Glacier Bay National Park & Preserve
The marine wilderness of Glacier Bay National Park and Preserve provides opportunities for adventure, a living laboratory for observing the ebb and flow of glaciers, and a chance to study life as it returns in the wake of retreating ice. The park has snow-capped mountain ranges rising to over 15,000 feet, coastal beaches with protected coves, deep fjords, tidewater glaciers, coastal and estuarine waters, and freshwater lakes. These diverse land and seascapes host a mosaic of plant communities ranging from pioneer species in areas recently exposed by receding glaciers, to climax communities in older coastal and alpine ecosystems. Diverse habitats support a variety of marine and terrestrial wildlife, with opportunities for viewing and research that allow visitors to learn more about the natural world.
Seasonality / Weather
Glacier Bay National Park and Preserve is open year-round, but services in winter are extremely limited.
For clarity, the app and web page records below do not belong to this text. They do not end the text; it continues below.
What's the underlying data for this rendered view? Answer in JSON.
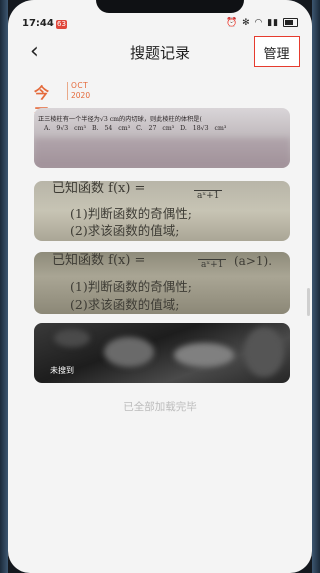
{
  "status_bar": {
    "time": "17:44",
    "badge": "63",
    "icons": "⏰ ✻ ◠ ▮▮",
    "battery_icon": "battery-icon"
  },
  "header": {
    "back_icon": "chevron-left-icon",
    "title": "搜题记录",
    "manage_label": "管理",
    "highlight_color": "#e63b2e"
  },
  "section": {
    "today": "今天",
    "month": "OCT",
    "year": "2020"
  },
  "records": [
    {
      "line1": "正三棱柱有一个半径为√3 cm的内切球，则此棱柱的体积是(",
      "line2": "A. 9√3 cm³    B. 54 cm³    C. 27 cm³    D. 18√3 cm³"
    },
    {
      "line1": "已知函数 f(x) = ",
      "fraction": "aˣ+1",
      "line2": "(1)判断函数的奇偶性;",
      "line3": "(2)求该函数的值域;"
    },
    {
      "line1": "已知函数 f(x) = ",
      "fraction": "aˣ+1",
      "tail": "(a>1).",
      "line2": "(1)判断函数的奇偶性;",
      "line3": "(2)求该函数的值域;"
    },
    {
      "status": "未搜到"
    }
  ],
  "footer": "已全部加载完毕",
  "accent_color": "#e46a3b"
}
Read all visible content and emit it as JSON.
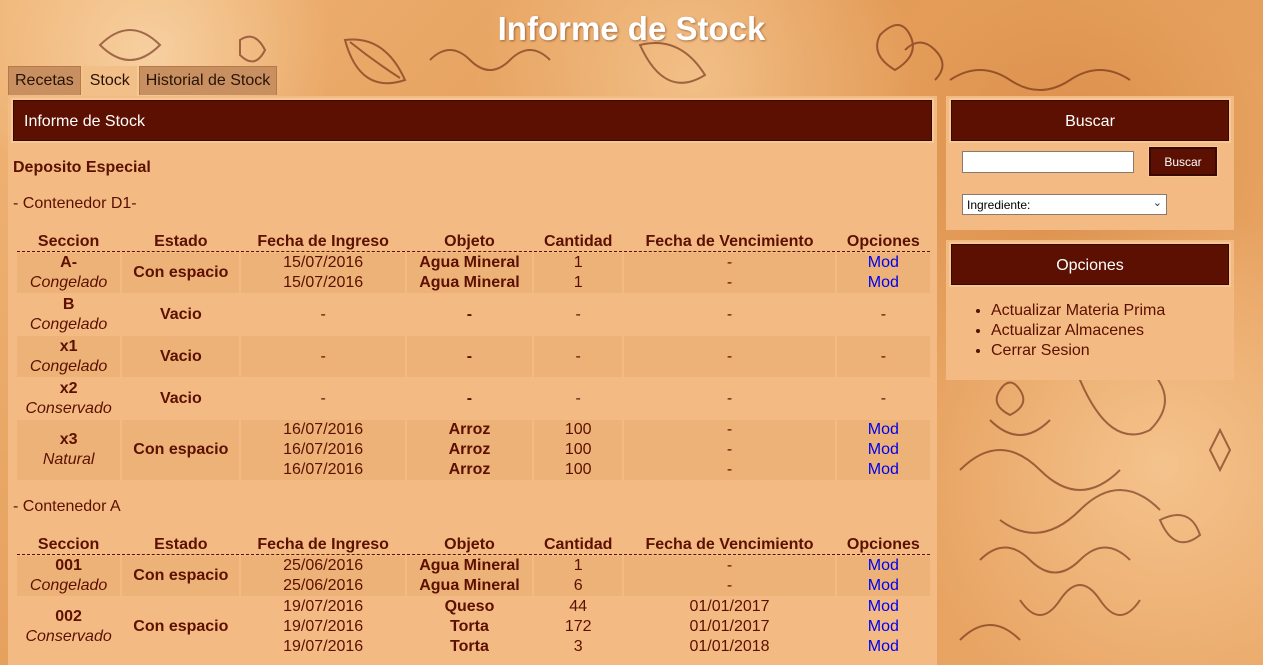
{
  "site_title": "Informe de Stock",
  "tabs": [
    {
      "label": "Recetas"
    },
    {
      "label": "Stock"
    },
    {
      "label": "Historial de Stock"
    }
  ],
  "main": {
    "header": "Informe de Stock",
    "depot": "Deposito Especial",
    "columns": [
      "Seccion",
      "Estado",
      "Fecha de Ingreso",
      "Objeto",
      "Cantidad",
      "Fecha de Vencimiento",
      "Opciones"
    ],
    "containers": [
      {
        "title": "- Contenedor D1-",
        "sections": [
          {
            "name": "A-",
            "type": "Congelado",
            "estado": "Con espacio",
            "items": [
              {
                "fecha": "15/07/2016",
                "objeto": "Agua Mineral",
                "cantidad": "1",
                "vence": "-",
                "opcion": "Mod"
              },
              {
                "fecha": "15/07/2016",
                "objeto": "Agua Mineral",
                "cantidad": "1",
                "vence": "-",
                "opcion": "Mod"
              }
            ]
          },
          {
            "name": "B",
            "type": "Congelado",
            "estado": "Vacio",
            "items": [
              {
                "fecha": "-",
                "objeto": "-",
                "cantidad": "-",
                "vence": "-",
                "opcion": "-"
              }
            ]
          },
          {
            "name": "x1",
            "type": "Congelado",
            "estado": "Vacio",
            "items": [
              {
                "fecha": "-",
                "objeto": "-",
                "cantidad": "-",
                "vence": "-",
                "opcion": "-"
              }
            ]
          },
          {
            "name": "x2",
            "type": "Conservado",
            "estado": "Vacio",
            "items": [
              {
                "fecha": "-",
                "objeto": "-",
                "cantidad": "-",
                "vence": "-",
                "opcion": "-"
              }
            ]
          },
          {
            "name": "x3",
            "type": "Natural",
            "estado": "Con espacio",
            "items": [
              {
                "fecha": "16/07/2016",
                "objeto": "Arroz",
                "cantidad": "100",
                "vence": "-",
                "opcion": "Mod"
              },
              {
                "fecha": "16/07/2016",
                "objeto": "Arroz",
                "cantidad": "100",
                "vence": "-",
                "opcion": "Mod"
              },
              {
                "fecha": "16/07/2016",
                "objeto": "Arroz",
                "cantidad": "100",
                "vence": "-",
                "opcion": "Mod"
              }
            ]
          }
        ]
      },
      {
        "title": "- Contenedor A",
        "sections": [
          {
            "name": "001",
            "type": "Congelado",
            "estado": "Con espacio",
            "items": [
              {
                "fecha": "25/06/2016",
                "objeto": "Agua Mineral",
                "cantidad": "1",
                "vence": "-",
                "opcion": "Mod"
              },
              {
                "fecha": "25/06/2016",
                "objeto": "Agua Mineral",
                "cantidad": "6",
                "vence": "-",
                "opcion": "Mod"
              }
            ]
          },
          {
            "name": "002",
            "type": "Conservado",
            "estado": "Con espacio",
            "items": [
              {
                "fecha": "19/07/2016",
                "objeto": "Queso",
                "cantidad": "44",
                "vence": "01/01/2017",
                "opcion": "Mod"
              },
              {
                "fecha": "19/07/2016",
                "objeto": "Torta",
                "cantidad": "172",
                "vence": "01/01/2017",
                "opcion": "Mod"
              },
              {
                "fecha": "19/07/2016",
                "objeto": "Torta",
                "cantidad": "3",
                "vence": "01/01/2018",
                "opcion": "Mod"
              }
            ]
          }
        ]
      }
    ]
  },
  "sidebar": {
    "search": {
      "header": "Buscar",
      "input_value": "",
      "button_label": "Buscar",
      "select_value": "Ingrediente:"
    },
    "options": {
      "header": "Opciones",
      "items": [
        "Actualizar Materia Prima",
        "Actualizar Almacenes",
        "Cerrar Sesion"
      ]
    }
  },
  "colors": {
    "bar": "#5c1001",
    "panel": "#f3bb83",
    "link": "#0000ee"
  }
}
The visitor center is open daily from late May to early September. Exhibits are open 24 hours. Information desk and Alaska Geographic bookstore are open daily 11 a.m. to 9 p.m.
Glacier Bay National Park and Preserve lies west of Juneau, AK and can only be reached by plane or boat. The only road merely connects the small town of Gustavus and its airfield to park headquarters at Bartlett Cove (10 miles). Many visitors arrive in Glacier Bay as passengers on board cruise ships, tour boats, charter boats, and their own private vessels.
Taxis (upon request) and buses (limited schedule) run between Gustavus and Bartlett Cove.
During the summer months, the Alaska Marine Highway System Ferry LeConte stops in Gustavus twice weekly from Juneau. The ferry dock is located 9 miles from Glacier Bay park headquarters in Bartlett Cove. Check the AMHS website for schedules, times, and rates. If you are planning on bringing a vehicle, please be aware that vehicle based activities may be limited.